• [Interface dataset entries]

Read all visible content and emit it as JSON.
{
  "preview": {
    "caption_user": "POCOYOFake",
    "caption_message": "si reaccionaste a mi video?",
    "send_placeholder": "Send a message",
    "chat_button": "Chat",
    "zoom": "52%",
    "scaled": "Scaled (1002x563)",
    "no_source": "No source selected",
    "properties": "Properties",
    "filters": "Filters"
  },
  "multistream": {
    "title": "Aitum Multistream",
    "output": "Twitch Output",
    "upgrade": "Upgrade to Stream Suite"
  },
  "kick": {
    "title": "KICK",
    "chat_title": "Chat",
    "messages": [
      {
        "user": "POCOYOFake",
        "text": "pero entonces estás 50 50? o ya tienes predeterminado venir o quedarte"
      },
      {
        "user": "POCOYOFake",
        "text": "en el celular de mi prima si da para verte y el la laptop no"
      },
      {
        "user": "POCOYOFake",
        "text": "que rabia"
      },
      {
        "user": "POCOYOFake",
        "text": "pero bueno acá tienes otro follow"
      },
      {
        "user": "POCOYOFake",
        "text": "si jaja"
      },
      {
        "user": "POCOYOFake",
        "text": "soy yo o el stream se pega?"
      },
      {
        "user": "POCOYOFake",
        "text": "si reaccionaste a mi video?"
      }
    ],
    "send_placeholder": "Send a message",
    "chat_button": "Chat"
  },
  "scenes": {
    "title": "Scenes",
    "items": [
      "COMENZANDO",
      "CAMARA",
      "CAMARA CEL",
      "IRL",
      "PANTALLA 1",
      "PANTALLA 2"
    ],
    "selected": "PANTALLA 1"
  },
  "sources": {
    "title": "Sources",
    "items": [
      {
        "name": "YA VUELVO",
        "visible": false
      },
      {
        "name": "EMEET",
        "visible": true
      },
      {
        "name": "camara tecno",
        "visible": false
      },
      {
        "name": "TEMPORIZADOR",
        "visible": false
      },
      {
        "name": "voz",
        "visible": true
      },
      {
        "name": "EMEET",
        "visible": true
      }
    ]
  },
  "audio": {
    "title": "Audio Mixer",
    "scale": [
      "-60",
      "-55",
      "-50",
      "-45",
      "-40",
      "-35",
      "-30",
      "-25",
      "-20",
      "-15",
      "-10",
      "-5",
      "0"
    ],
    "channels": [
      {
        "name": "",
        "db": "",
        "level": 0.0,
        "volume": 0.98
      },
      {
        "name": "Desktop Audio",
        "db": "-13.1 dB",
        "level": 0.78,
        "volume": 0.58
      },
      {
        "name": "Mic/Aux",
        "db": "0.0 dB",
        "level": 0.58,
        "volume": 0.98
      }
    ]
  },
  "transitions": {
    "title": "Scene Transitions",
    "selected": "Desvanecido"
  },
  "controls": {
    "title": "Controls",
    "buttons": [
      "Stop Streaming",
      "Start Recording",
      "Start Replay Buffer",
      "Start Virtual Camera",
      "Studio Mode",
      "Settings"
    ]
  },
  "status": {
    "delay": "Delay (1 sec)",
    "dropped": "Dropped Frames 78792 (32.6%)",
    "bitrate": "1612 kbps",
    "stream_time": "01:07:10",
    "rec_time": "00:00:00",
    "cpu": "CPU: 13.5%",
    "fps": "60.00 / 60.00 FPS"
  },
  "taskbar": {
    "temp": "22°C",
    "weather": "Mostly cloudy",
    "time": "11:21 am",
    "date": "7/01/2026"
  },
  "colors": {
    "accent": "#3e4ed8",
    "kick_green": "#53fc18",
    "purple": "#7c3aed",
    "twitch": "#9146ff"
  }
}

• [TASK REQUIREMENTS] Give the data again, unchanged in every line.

• [COMPLETED EXERCISE]
Read all visible content and emit it as JSON.
{
  "preview": {
    "caption_user": "POCOYOFake",
    "caption_message": "si reaccionaste a mi video?",
    "send_placeholder": "Send a message",
    "chat_button": "Chat",
    "zoom": "52%",
    "scaled": "Scaled (1002x563)",
    "no_source": "No source selected",
    "properties": "Properties",
    "filters": "Filters"
  },
  "multistream": {
    "title": "Aitum Multistream",
    "output": "Twitch Output",
    "upgrade": "Upgrade to Stream Suite"
  },
  "kick": {
    "title": "KICK",
    "chat_title": "Chat",
    "messages": [
      {
        "user": "POCOYOFake",
        "text": "pero entonces estás 50 50? o ya tienes predeterminado venir o quedarte"
      },
      {
        "user": "POCOYOFake",
        "text": "en el celular de mi prima si da para verte y el la laptop no"
      },
      {
        "user": "POCOYOFake",
        "text": "que rabia"
      },
      {
        "user": "POCOYOFake",
        "text": "pero bueno acá tienes otro follow"
      },
      {
        "user": "POCOYOFake",
        "text": "si jaja"
      },
      {
        "user": "POCOYOFake",
        "text": "soy yo o el stream se pega?"
      },
      {
        "user": "POCOYOFake",
        "text": "si reaccionaste a mi video?"
      }
    ],
    "send_placeholder": "Send a message",
    "chat_button": "Chat"
  },
  "scenes": {
    "title": "Scenes",
    "items": [
      "COMENZANDO",
      "CAMARA",
      "CAMARA CEL",
      "IRL",
      "PANTALLA 1",
      "PANTALLA 2"
    ],
    "selected": "PANTALLA 1"
  },
  "sources": {
    "title": "Sources",
    "items": [
      {
        "name": "YA VUELVO",
        "visible": false
      },
      {
        "name": "EMEET",
        "visible": true
      },
      {
        "name": "camara tecno",
        "visible": false
      },
      {
        "name": "TEMPORIZADOR",
        "visible": false
      },
      {
        "name": "voz",
        "visible": true
      },
      {
        "name": "EMEET",
        "visible": true
      }
    ]
  },
  "audio": {
    "title": "Audio Mixer",
    "scale": [
      "-60",
      "-55",
      "-50",
      "-45",
      "-40",
      "-35",
      "-30",
      "-25",
      "-20",
      "-15",
      "-10",
      "-5",
      "0"
    ],
    "channels": [
      {
        "name": "",
        "db": "",
        "level": 0.0,
        "volume": 0.98
      },
      {
        "name": "Desktop Audio",
        "db": "-13.1 dB",
        "level": 0.78,
        "volume": 0.58
      },
      {
        "name": "Mic/Aux",
        "db": "0.0 dB",
        "level": 0.58,
        "volume": 0.98
      }
    ]
  },
  "transitions": {
    "title": "Scene Transitions",
    "selected": "Desvanecido"
  },
  "controls": {
    "title": "Controls",
    "buttons": [
      "Stop Streaming",
      "Start Recording",
      "Start Replay Buffer",
      "Start Virtual Camera",
      "Studio Mode",
      "Settings"
    ]
  },
  "status": {
    "delay": "Delay (1 sec)",
    "dropped": "Dropped Frames 78792 (32.6%)",
    "bitrate": "1612 kbps",
    "stream_time": "01:07:10",
    "rec_time": "00:00:00",
    "cpu": "CPU: 13.5%",
    "fps": "60.00 / 60.00 FPS"
  },
  "taskbar": {
    "temp": "22°C",
    "weather": "Mostly cloudy",
    "time": "11:21 am",
    "date": "7/01/2026"
  },
  "colors": {
    "accent": "#3e4ed8",
    "kick_green": "#53fc18",
    "purple": "#7c3aed",
    "twitch": "#9146ff"
  }
}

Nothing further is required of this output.